Fast facts to know about kidney cancer

 Human kidney on scientific background

Fast facts to know about kidney cancer

March is National Kidney Cancer Awareness Month and is a good time for each of us to think about one of the hardest working organs in our body.  Each day, our kidneys filter 200 liters of blood a day, help regulate blood pressure and direct red blood cell production. But, like any organ, they are also prone to disease, one of which is kidney cancer. Kidney cancer is one of the top 10 most common cancers diagnosed in the United States.  In 2019, the American Cancer Society estimates that about 73,820 new cases of kidney cancer will occur and about 14,770 people will die from this disease. If the cancer is caught at an early stage (stage 1 or 11) there is a 75-80 percent survival rate.

To help bring awareness and education about kidney cancer, it is important to understand it.  Here is a list of fast facts you need to know about this disease:

·      Men are two times more likely to develop kidney cancer than women.  It is estimated that 1 in 63 people will develop kidney cancer in their lifetime.

·      The risk of kidney cancer increases with age and is uncommon before the age of 45. Kidney cancer occurs most often in people 55 and older with the average age of diagnosis being 64.

·      People who smoke are twice as likely to develop kidney cancer as nonsmokers.
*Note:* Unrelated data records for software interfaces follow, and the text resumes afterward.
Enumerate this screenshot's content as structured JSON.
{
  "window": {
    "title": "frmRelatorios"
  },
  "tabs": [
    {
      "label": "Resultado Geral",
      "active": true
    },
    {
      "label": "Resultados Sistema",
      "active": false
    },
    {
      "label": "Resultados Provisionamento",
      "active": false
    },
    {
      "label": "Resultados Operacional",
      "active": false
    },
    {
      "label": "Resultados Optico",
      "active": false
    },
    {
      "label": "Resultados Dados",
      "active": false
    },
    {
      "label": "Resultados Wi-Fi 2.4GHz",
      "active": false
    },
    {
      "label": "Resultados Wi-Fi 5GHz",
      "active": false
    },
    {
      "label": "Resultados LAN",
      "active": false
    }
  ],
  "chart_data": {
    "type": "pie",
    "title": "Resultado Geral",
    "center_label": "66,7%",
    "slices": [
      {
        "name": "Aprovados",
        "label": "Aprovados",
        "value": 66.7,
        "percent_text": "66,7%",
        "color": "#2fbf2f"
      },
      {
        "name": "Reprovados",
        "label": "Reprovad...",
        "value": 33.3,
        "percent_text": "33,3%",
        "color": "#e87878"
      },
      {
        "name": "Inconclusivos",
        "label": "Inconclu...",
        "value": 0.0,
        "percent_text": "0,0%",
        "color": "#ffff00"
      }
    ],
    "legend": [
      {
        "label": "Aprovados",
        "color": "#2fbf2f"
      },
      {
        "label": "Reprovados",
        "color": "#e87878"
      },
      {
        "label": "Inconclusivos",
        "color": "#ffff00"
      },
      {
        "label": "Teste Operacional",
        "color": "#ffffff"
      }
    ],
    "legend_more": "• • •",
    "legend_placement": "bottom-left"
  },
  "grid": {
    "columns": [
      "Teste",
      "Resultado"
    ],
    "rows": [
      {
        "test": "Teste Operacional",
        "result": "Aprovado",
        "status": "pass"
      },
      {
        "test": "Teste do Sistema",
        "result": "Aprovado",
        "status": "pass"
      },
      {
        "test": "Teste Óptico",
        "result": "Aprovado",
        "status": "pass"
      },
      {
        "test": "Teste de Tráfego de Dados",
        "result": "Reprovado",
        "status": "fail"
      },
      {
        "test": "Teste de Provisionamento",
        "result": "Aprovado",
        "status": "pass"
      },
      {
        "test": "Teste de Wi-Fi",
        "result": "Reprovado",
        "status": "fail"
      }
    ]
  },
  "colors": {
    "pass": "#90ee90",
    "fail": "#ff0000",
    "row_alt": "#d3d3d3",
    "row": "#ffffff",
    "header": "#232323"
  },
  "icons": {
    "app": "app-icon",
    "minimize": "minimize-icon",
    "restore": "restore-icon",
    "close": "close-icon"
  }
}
Obesity and consuming a high-fat diet also increases risk.

·      Kidney cancer is a not a single disease.  There are a number of different types of cancer that make up kidney cancer, each with a different histology, a different clinical course, a different response to treatment and caused by a different gene.

·      Well established risk factors for renal cell kidney cancer are obesity and hypertension.  Running and walking may reduce the incidence of kidney cancer risk, independent of its other known risk factors.

·      Some signs of kidney cancer may include a constant back ache, fatigue, unexplained weight loss, loss of appetite, blood in urine, a mass or lump that can be felt on the lower back or side, swelling of ankles and legs, and an intermittent fever. 

·      Analgesics including acetaminophen and non-aspirin NSAIDs (non-steroidal anti-inflammatory drugs) are associated with significant risk of developing kidney cancer. 

·      There are four types of kidney cancer – renal cell carcinoma, transitional cell carcinoma, Wilms tumor, and renal sarcoma.

·      Wilms tumor, also known as nephroblastoma, almost always occurs in children. About 80-90% of Wilms tumor patients with a favorable histology can be cured.  In Wilms tumor, one or more tumors are found in both kidneys.

·      Renal cell carcinoma accounts for about 90 percent of kidney cancers. It arises from the lining of the tiny tubules inside the kidneys that filter blood and make urine. It usually grows as a single mass within a kidney.  Occasionally there are two or more tumors in one kidney or even tumors in both kidneys at the same time. 

·      Transitional cell carcinoma account for about five to 10 percent of all kidney cancers.  This type of cancer does not start in the kidney but in the renal pelvic which is where urine goes before it enters the ureter.

·      Renal sarcoma is the most rare kidney cancer and accounts for just one percent of all kidney cancer cases.

·      While the rate of people diagnosed with kidney cancer has been slowly rising since the 1970s, the death rate has been slowly declining since the 1990s.